International manufacturer, distributor and retailer of energy storage solutions and automotive components, Metair, is investing R650-million in a range of automotive component businesses, says MD Theo Loock.
This comes as each of the businesses in the Automotive Components Vertical “successfully secured major contracts arising from new-vehicle launches, planned to service the export and local markets”.
One such company is Hesto Harnesses, in which Metair has a 75% stake.
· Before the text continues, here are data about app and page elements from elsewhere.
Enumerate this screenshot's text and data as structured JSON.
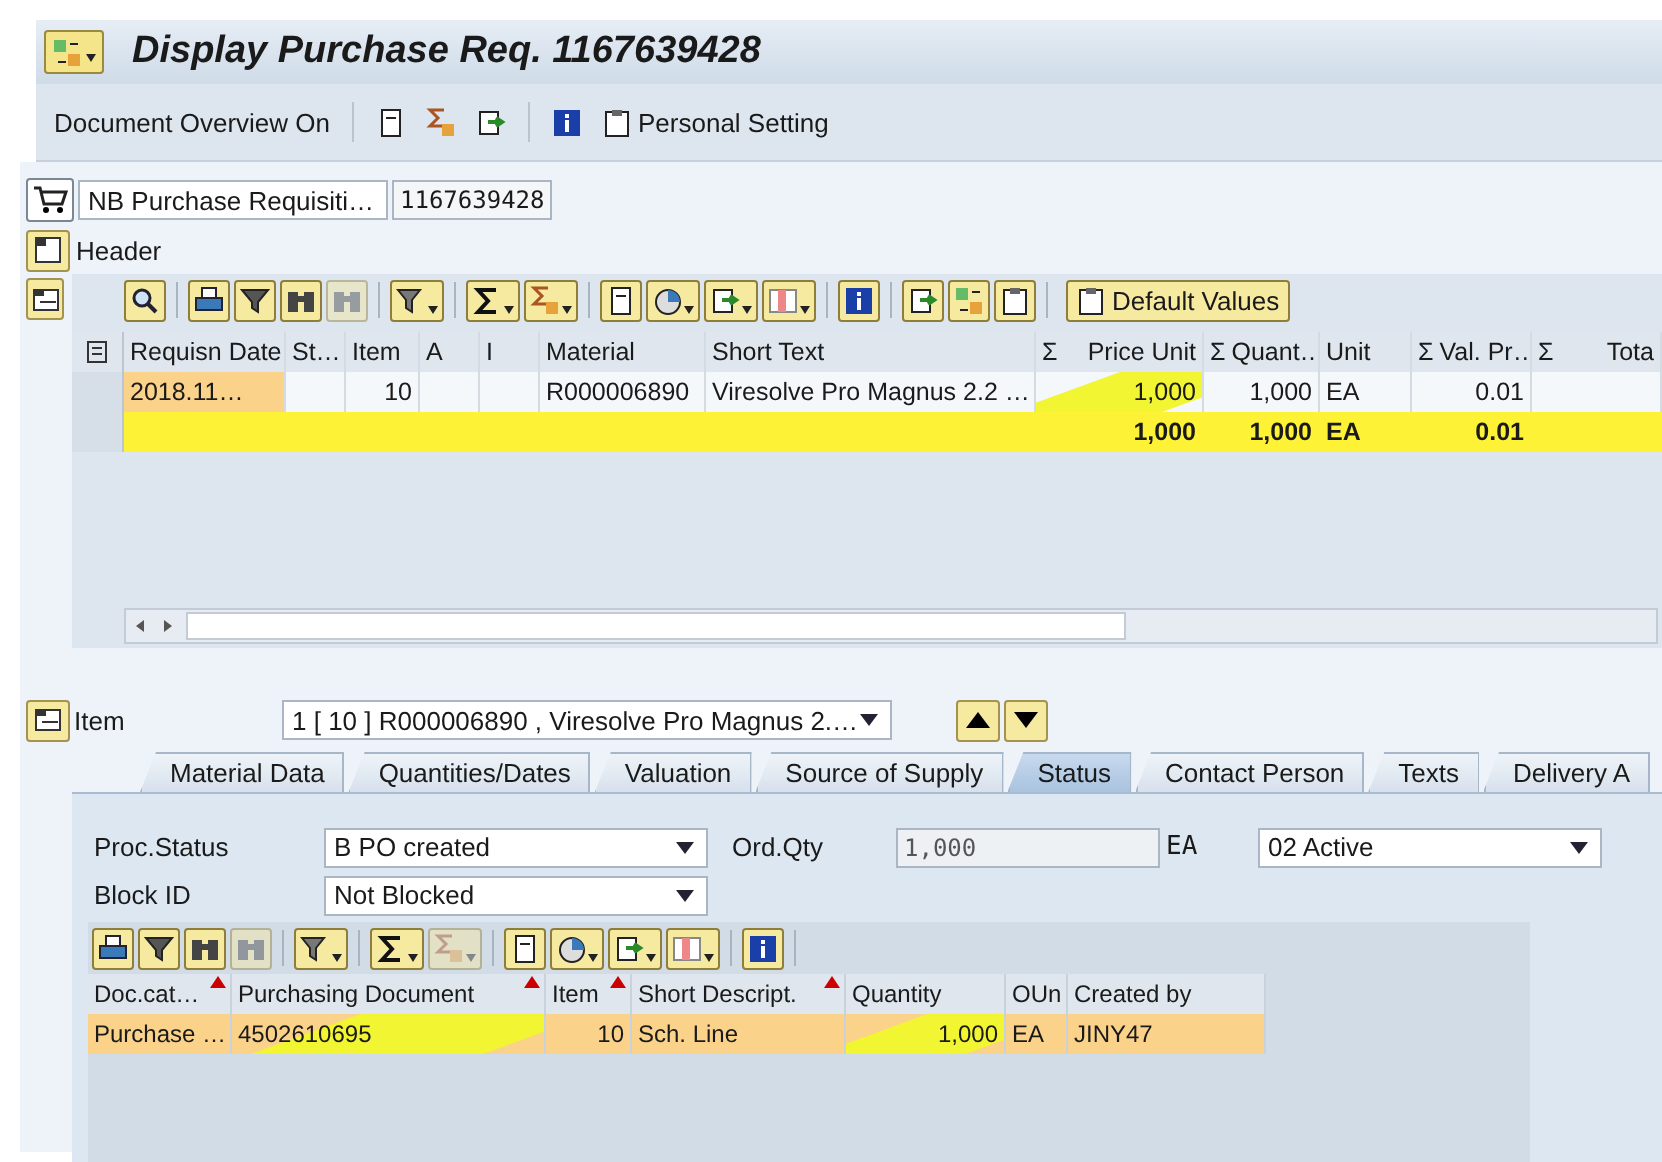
{
  "window": {
    "title": "Display Purchase Req. 1167639428"
  },
  "toolbar": {
    "overview_button": "Document Overview On",
    "personal_setting": "Personal Setting"
  },
  "document": {
    "type": "NB Purchase Requisiti…",
    "number": "1167639428"
  },
  "header": {
    "label": "Header",
    "expanded": false
  },
  "grid": {
    "toolbar": [
      {
        "dropdown": false,
        "disabled": false
      },
      {
        "dropdown": false,
        "disabled": false
      },
      {
        "dropdown": false,
        "disabled": false
      },
      {
        "dropdown": false,
        "disabled": false
      },
      {
        "dropdown": false,
        "disabled": true
      },
      {
        "dropdown": true,
        "disabled": false
      },
      {
        "dropdown": true,
        "disabled": false
      },
      {
        "dropdown": true,
        "disabled": false
      },
      {
        "dropdown": false,
        "disabled": false
      },
      {
        "dropdown": true,
        "disabled": false
      },
      {
        "dropdown": true,
        "disabled": false
      },
      {
        "dropdown": true,
        "disabled": false
      },
      {
        "dropdown": false,
        "disabled": false
      },
      {
        "dropdown": false,
        "disabled": false
      },
      {
        "dropdown": false,
        "disabled": false
      },
      {
        "dropdown": false,
        "disabled": false
      }
    ],
    "default_values": "Default Values",
    "columns": [
      {
        "label": "Requisn Date",
        "value": "2018.11…",
        "selected": true,
        "marked": false
      },
      {
        "label": "St…",
        "selected": false,
        "marked": false
      },
      {
        "label": "Item",
        "value": "10",
        "selected": false,
        "marked": false
      },
      {
        "label": "A",
        "selected": false,
        "marked": false
      },
      {
        "label": "I",
        "selected": false,
        "marked": false
      },
      {
        "label": "Material",
        "value": "R000006890",
        "selected": false,
        "marked": false
      },
      {
        "label": "Short Text",
        "value": "Viresolve Pro Magnus 2.2 …",
        "selected": false,
        "marked": false
      },
      {
        "mark": "Σ",
        "label": "Price Unit",
        "value": "1,000",
        "total": "1,000",
        "selected": false,
        "marked": true
      },
      {
        "mark": "Σ",
        "label": "Quant…",
        "value": "1,000",
        "total": "1,000",
        "selected": false,
        "marked": false
      },
      {
        "label": "Unit",
        "value": "EA",
        "total": "EA",
        "selected": false,
        "marked": false
      },
      {
        "mark": "Σ",
        "label": "Val. Pr…",
        "value": "0.01",
        "total": "0.01",
        "selected": false,
        "marked": false
      },
      {
        "mark": "Σ",
        "label": "Tota",
        "selected": false,
        "marked": false
      }
    ]
  },
  "item": {
    "label": "Item",
    "value": "1 [ 10 ] R000006890 , Viresolve Pro Magnus 2.…"
  },
  "tabs": [
    {
      "label": "Material Data",
      "selected": false
    },
    {
      "label": "Quantities/Dates",
      "selected": false
    },
    {
      "label": "Valuation",
      "selected": false
    },
    {
      "label": "Source of Supply",
      "selected": false
    },
    {
      "label": "Status",
      "selected": true
    },
    {
      "label": "Contact Person",
      "selected": false
    },
    {
      "label": "Texts",
      "selected": false
    },
    {
      "label": "Delivery A",
      "selected": false
    }
  ],
  "status": {
    "proc_status_label": "Proc.Status",
    "proc_status": "B PO created",
    "ord_qty_label": "Ord.Qty",
    "ord_qty": "1,000",
    "ord_unit": "EA",
    "active": "02 Active",
    "block_label": "Block ID",
    "block": "Not Blocked"
  },
  "po_grid": {
    "toolbar": [
      {
        "dropdown": false,
        "disabled": false
      },
      {
        "dropdown": false,
        "disabled": false
      },
      {
        "dropdown": false,
        "disabled": false
      },
      {
        "dropdown": false,
        "disabled": true
      },
      {
        "dropdown": true,
        "disabled": false
      },
      {
        "dropdown": true,
        "disabled": false
      },
      {
        "dropdown": true,
        "disabled": true
      },
      {
        "dropdown": false,
        "disabled": false
      },
      {
        "dropdown": true,
        "disabled": false
      },
      {
        "dropdown": true,
        "disabled": false
      },
      {
        "dropdown": true,
        "disabled": false
      },
      {
        "dropdown": false,
        "disabled": false
      }
    ],
    "row_selected": true,
    "columns": [
      {
        "label": "Doc.cat…",
        "sorted": true,
        "value": "Purchase …",
        "marked": false
      },
      {
        "label": "Purchasing Document",
        "sorted": true,
        "value": "4502610695",
        "marked": true
      },
      {
        "label": "Item",
        "sorted": true,
        "value": "10",
        "marked": false
      },
      {
        "label": "Short Descript.",
        "sorted": true,
        "value": "Sch. Line",
        "marked": false
      },
      {
        "label": "Quantity",
        "sorted": false,
        "value": "1,000",
        "marked": true
      },
      {
        "label": "OUn",
        "sorted": false,
        "value": "EA",
        "marked": false
      },
      {
        "label": "Created by",
        "sorted": false,
        "value": "JINY47",
        "marked": false
      }
    ]
  }
}
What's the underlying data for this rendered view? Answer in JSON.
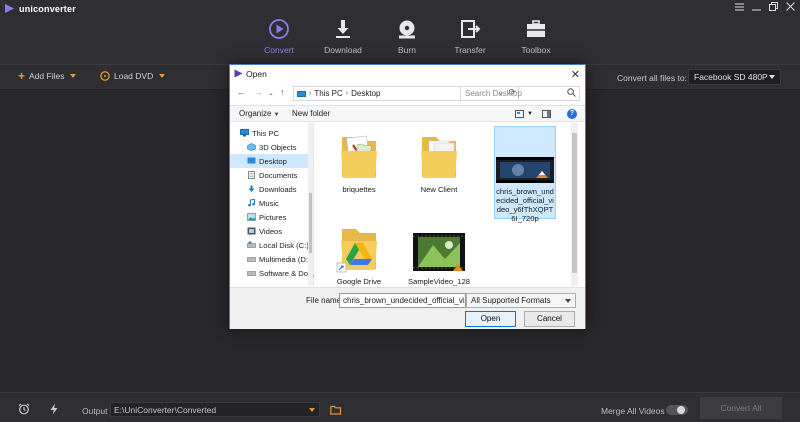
{
  "app": {
    "name": "uniconverter"
  },
  "nav": [
    {
      "label": "Convert",
      "icon": "convert-icon",
      "active": true
    },
    {
      "label": "Download",
      "icon": "download-icon",
      "active": false
    },
    {
      "label": "Burn",
      "icon": "burn-icon",
      "active": false
    },
    {
      "label": "Transfer",
      "icon": "transfer-icon",
      "active": false
    },
    {
      "label": "Toolbox",
      "icon": "toolbox-icon",
      "active": false
    }
  ],
  "toolbar": {
    "add_files": "Add Files",
    "load_dvd": "Load DVD",
    "convert_all_label": "Convert all files to:",
    "convert_all_value": "Facebook SD 480P"
  },
  "bottom": {
    "output_label": "Output",
    "output_path": "E:\\UniConverter\\Converted",
    "merge_label": "Merge All Videos",
    "merge_on": false,
    "convert_all_button": "Convert All"
  },
  "dialog": {
    "title": "Open",
    "breadcrumb": [
      "This PC",
      "Desktop"
    ],
    "search_placeholder": "Search Desktop",
    "organize": "Organize",
    "new_folder": "New folder",
    "help": "?",
    "tree": [
      {
        "label": "This PC",
        "icon": "pc-icon",
        "indent": 0
      },
      {
        "label": "3D Objects",
        "icon": "3d-objects-icon",
        "indent": 1
      },
      {
        "label": "Desktop",
        "icon": "desktop-icon",
        "indent": 1,
        "selected": true
      },
      {
        "label": "Documents",
        "icon": "documents-icon",
        "indent": 1
      },
      {
        "label": "Downloads",
        "icon": "downloads-icon",
        "indent": 1
      },
      {
        "label": "Music",
        "icon": "music-icon",
        "indent": 1
      },
      {
        "label": "Pictures",
        "icon": "pictures-icon",
        "indent": 1
      },
      {
        "label": "Videos",
        "icon": "videos-icon",
        "indent": 1
      },
      {
        "label": "Local Disk (C:)",
        "icon": "drive-icon",
        "indent": 1
      },
      {
        "label": "Multimedia (D:)",
        "icon": "drive-icon",
        "indent": 1
      },
      {
        "label": "Software & Docu",
        "icon": "drive-icon",
        "indent": 1
      }
    ],
    "files": [
      {
        "name": "briquettes",
        "kind": "folder-pdf"
      },
      {
        "name": "New Client",
        "kind": "folder"
      },
      {
        "name": "chris_brown_undecided_official_video_y6fThXQPT6I_720p",
        "kind": "video",
        "selected": true
      },
      {
        "name": "Google Drive",
        "kind": "shortcut-drive"
      },
      {
        "name": "SampleVideo_128",
        "kind": "video-green"
      }
    ],
    "file_name_label": "File name:",
    "file_name_value": "chris_brown_undecided_official_vi",
    "format": "All Supported Formats",
    "open_button": "Open",
    "cancel_button": "Cancel"
  },
  "colors": {
    "accent": "#8c7cf0",
    "orange": "#e4962f"
  }
}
This company will supply the full spectrum of wire harnesses to a range of new customers.
“This could see Metair add some 3 200 employees, with a capital investment of approximately R500-million, securing turnover of between R12-billion and R14-billion over the planned model life period of seven years,” said Loock on Wednesday as he announced the group’s results for the year ended December 31.
Metair’s associate company Valeo SA has also secured the manufacture and supply of heat, ventilation and cooling modules from the Mercedes-Benz plant in the Eastern Cape, for “much higher than the current units [produced] in East London, from April 2021”.
Metair on Wednesday announced a 9.4% increase in revenue to R11.2-billion, with operating profit inching up 0.9%.
Operating profit from the Automotive Components Vertical increased by 5.7%, with the Energy Storage Vertical seeing a 3.7% decline.
Profitability in the energy vertical was impacted by subdued conditions in Romania, difficult export contracts out of Turkey and lower industrial demand in South Africa.
Cash generation improved to R1.2-billion.
Turnover from the Automotive Component Vertical increased by 11.3% to R5.6-billion on improved volumes, supported by exports and the continued expansion and deepening of localisation.
The Energy Storage Vertical saw revenue growth of 7.4% to R6.9-billion, also largely on the back of increased volumes. This was supported by a strong local aftermarket that contributed to an improved performance from First National Battery.
“Our lithium-ion production line in Romania delivered its first battery cells with official production set to begin in the second quarter of 2020,” noted Loock.
Unbundle or Sell
The Metair board believed that a managed separation of the group’s two verticals “could unlock significant value and should be investigated”, noted Loock.
“Our lead acid battery business remains relevant and we are lithium-ion technology ready, meaning that we can capitalise on this opportunity.
“On the other hand, excellent automotive industrial policy clarity has built [vehicle manufacturer] confidence and led to record investment in South Africa.
“Metair is already a beneficiary of much of that investment, and we are well placed to continue supporting African exports and localisation requirements, which will underpin our growth in coming years.”
Loock said Metair’s two businesses were at different stages in their growth cycles, requiring different strategic responses and support structures.
“We are testing the market to see if there is interest. We are valuing our energy vertical, and if the value proposition is right, the board said it would consider separating or selling the energy vertical.”
Trading for the current financial year has been affected by a number of external factors, including labour disruption at the Toyota plant, in Durban, as well as declines in new-vehicle sales and exports – now exacerbated by the Covid-19 pandemic.
“Looking ahead, our focus is on managing what is within our control in delivering against each vertical’s core strategies,” said Loock.
“The outbreak of Covid-19 will reshape the way business operates.
“Government and the private sector need to work together to develop response plans that allow industry to continue operating while safeguarding public health.
“Metair is in a position to adapt quickly and we have the infrastructure and resources available to keep our employees safe while helping to control the spread of the pandemic.”
Loock added that the planned investments in the Automotive Components Vertical would strengthen Metair’s position as “the shift towards localisation accelerates in light of the inevitable structural global trade disruptions resulting from Covid-19.”